Dr Simon Hosking has been recognised for 30 years of mentoring.
Dr Simon Hosking has been recognised for 30 years of mentoring. Contributed

How local health practice has changed in 30 years

BUNDABERG GP Simon Hosking said he noticed a rise in doctors "practising defensively” in the 30 years that he has held a supervision role.

This week General Practice Supervisors Australia observed the decades that the Aberdovy Clinic GP has spent in mentoring junior doctors.

"It's just the normal part of what doctors do; teaching,” Dr Hosking said.

"One doesn't really give it that much thought.

"I had no idea it had gone on that long to be honest.”

Dr Hosking said there was an increased fear in legal consequences since he began his training role as a GP supervisor.

It burdened GPs and decreased their availability because they were focused on over-treatment to ensure they would not be criticised.

"People go to lawyers and say 'you should have done this, you should have done that,' and they (doctors) like to say 'well I did all these tests, I did every test I could think of'.

"It makes the doctors not as good either, so it's not just dealing with the problems.

"They are dealing with the problems that don't exist to protect themselves, so that's one of the drawbacks of what's happening in that time.

"The legal situation has become out of the control, the same as America, suing doctors in legal action.

"A lot of it goes nowhere but it just wastes doctors' time.”

Last week the Federal Government classified Bundaberg as a place with a medical workforce shortage, meaning that more foreign trained doctors would be encouraged to work locally.

Dr Hosking said it had not made a difference yet, but that it would.
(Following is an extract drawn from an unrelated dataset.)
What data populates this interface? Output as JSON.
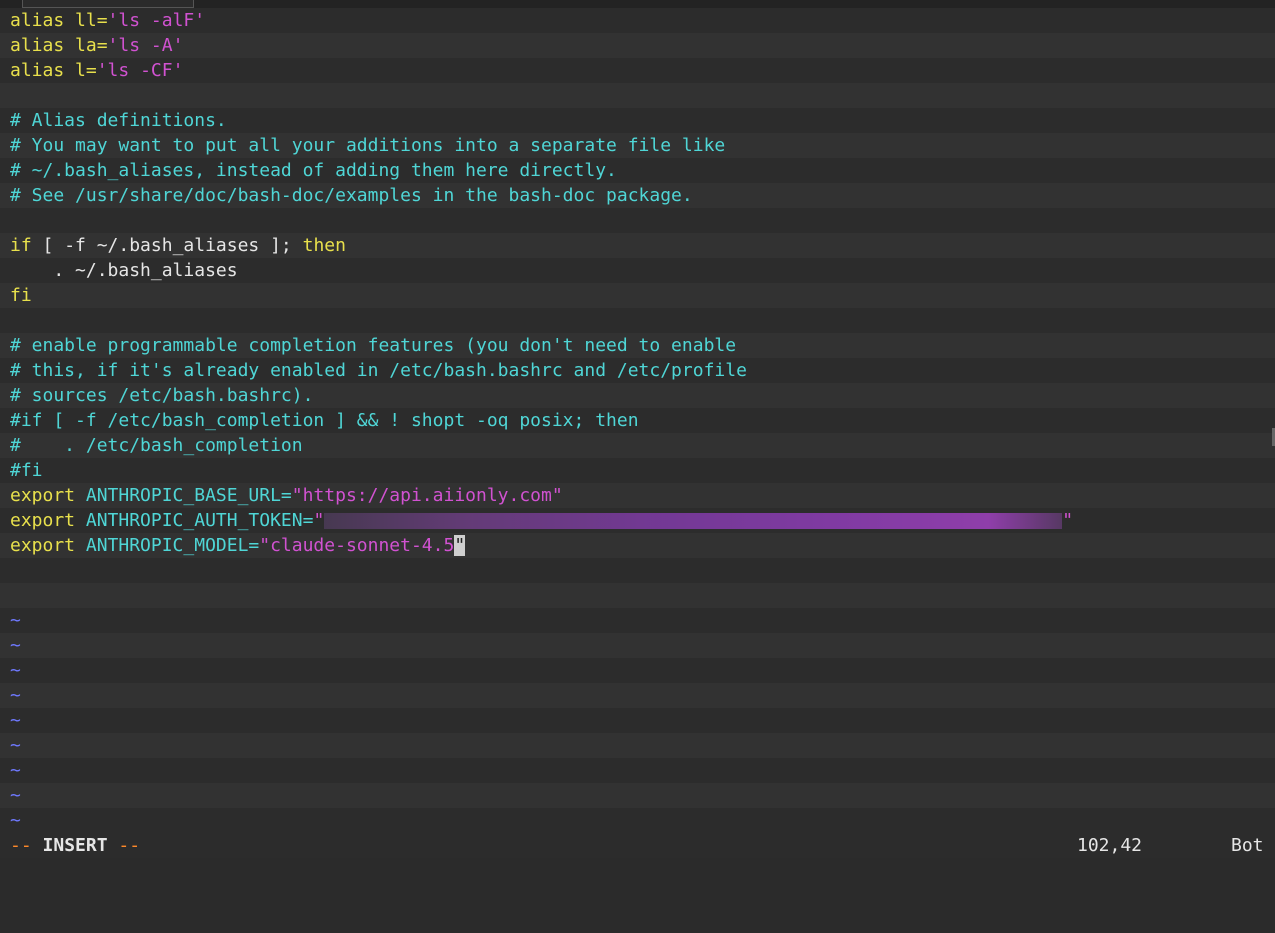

He said that international and Australian trained doctors had different strengths given what they were exposed to in their training.
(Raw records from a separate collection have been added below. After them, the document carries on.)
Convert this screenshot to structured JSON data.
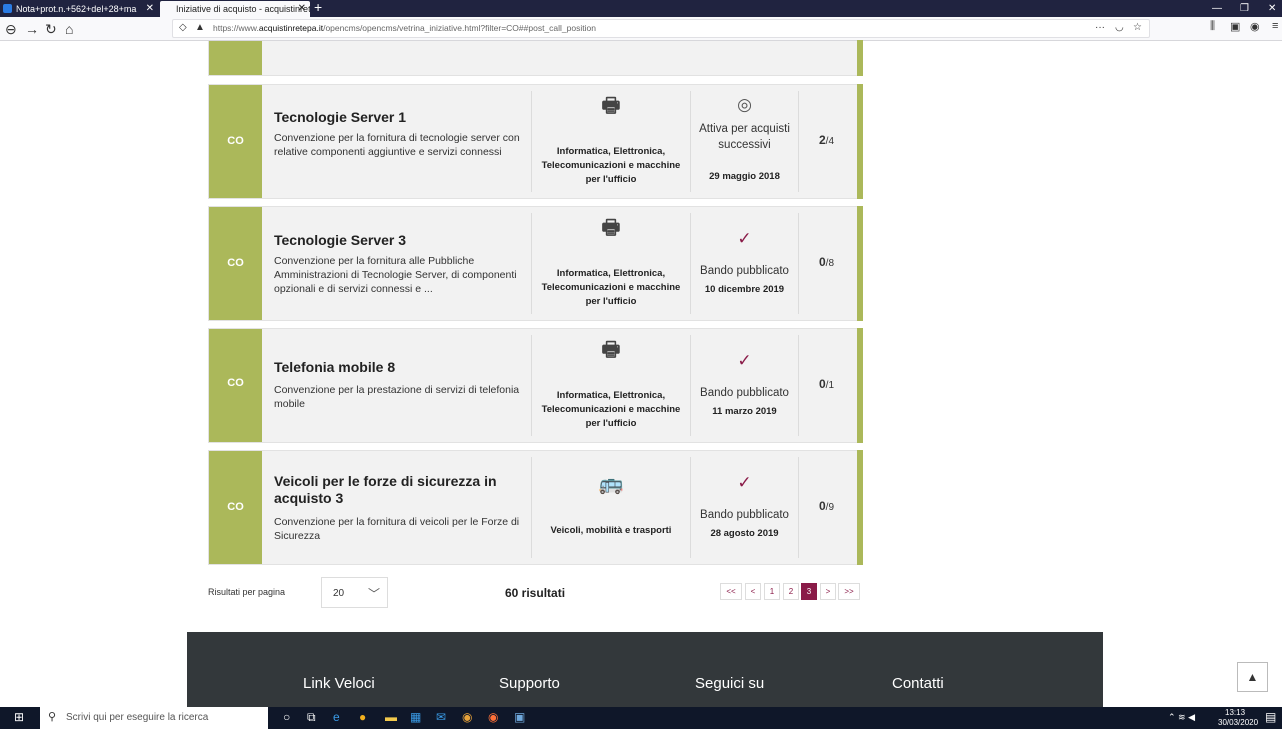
{
  "browser": {
    "tabs": [
      {
        "label": "Nota+prot.n.+562+del+28+ma"
      },
      {
        "label": "Iniziative di acquisto - acquistinrete"
      }
    ],
    "url_prefix": "https://www.",
    "url_domain": "acquistinretepa.it",
    "url_path": "/opencms/opencms/vetrina_iniziative.html?filter=CO##post_call_position"
  },
  "cards": [
    {
      "code": "CO",
      "title": "Tecnologie Server 1",
      "description": "Convenzione per la fornitura di tecnologie server con relative componenti aggiuntive e servizi connessi",
      "category_icon": "printer-icon",
      "category": "Informatica, Elettronica, Telecomunicazioni e macchine per l'ufficio",
      "status_icon": "check-circle-icon",
      "status": "Attiva per acquisti successivi",
      "date": "29 maggio 2018",
      "count": "2",
      "total": "/4"
    },
    {
      "code": "CO",
      "title": "Tecnologie Server 3",
      "description": "Convenzione per la fornitura alle Pubbliche Amministrazioni di Tecnologie Server, di componenti opzionali e di servizi connessi e ...",
      "category_icon": "printer-icon",
      "category": "Informatica, Elettronica, Telecomunicazioni e macchine per l'ufficio",
      "status_icon": "check-icon",
      "status": "Bando pubblicato",
      "date": "10 dicembre 2019",
      "count": "0",
      "total": "/8"
    },
    {
      "code": "CO",
      "title": "Telefonia mobile 8",
      "description": "Convenzione per la prestazione di servizi di telefonia mobile",
      "category_icon": "printer-icon",
      "category": "Informatica, Elettronica, Telecomunicazioni e macchine per l'ufficio",
      "status_icon": "check-icon",
      "status": "Bando pubblicato",
      "date": "11 marzo 2019",
      "count": "0",
      "total": "/1"
    },
    {
      "code": "CO",
      "title": "Veicoli per le forze di sicurezza in acquisto 3",
      "description": "Convenzione per la fornitura di veicoli per le Forze di Sicurezza",
      "category_icon": "vehicles-icon",
      "category": "Veicoli, mobilità e trasporti",
      "status_icon": "check-icon",
      "status": "Bando pubblicato",
      "date": "28 agosto 2019",
      "count": "0",
      "total": "/9"
    }
  ],
  "results": {
    "per_page_label": "Risultati per pagina",
    "per_page_value": "20",
    "total_label": "60 risultati"
  },
  "pagination": [
    "<<",
    "<",
    "1",
    "2",
    "3",
    ">",
    ">>"
  ],
  "pagination_active": "3",
  "footer": {
    "links": [
      "Link Veloci",
      "Supporto",
      "Seguici su",
      "Contatti"
    ]
  },
  "taskbar": {
    "search_placeholder": "Scrivi qui per eseguire la ricerca",
    "time": "13:13",
    "date": "30/03/2020"
  },
  "colors": {
    "accent": "#abb85a",
    "brand": "#8a1b48",
    "footer": "#33383b"
  }
}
Internationally trained doctors were good at treatment of infectious disease but not as used to dealing with skin cancer, and it was more likely there was a higher rate in Queensland than from where they were from.

He advised GPs to find a special interest in their profession, or a hobby outside of it, to avoid work being repetitive.

"You won't go stale and get jaded by seeing the same things all the time,” he said.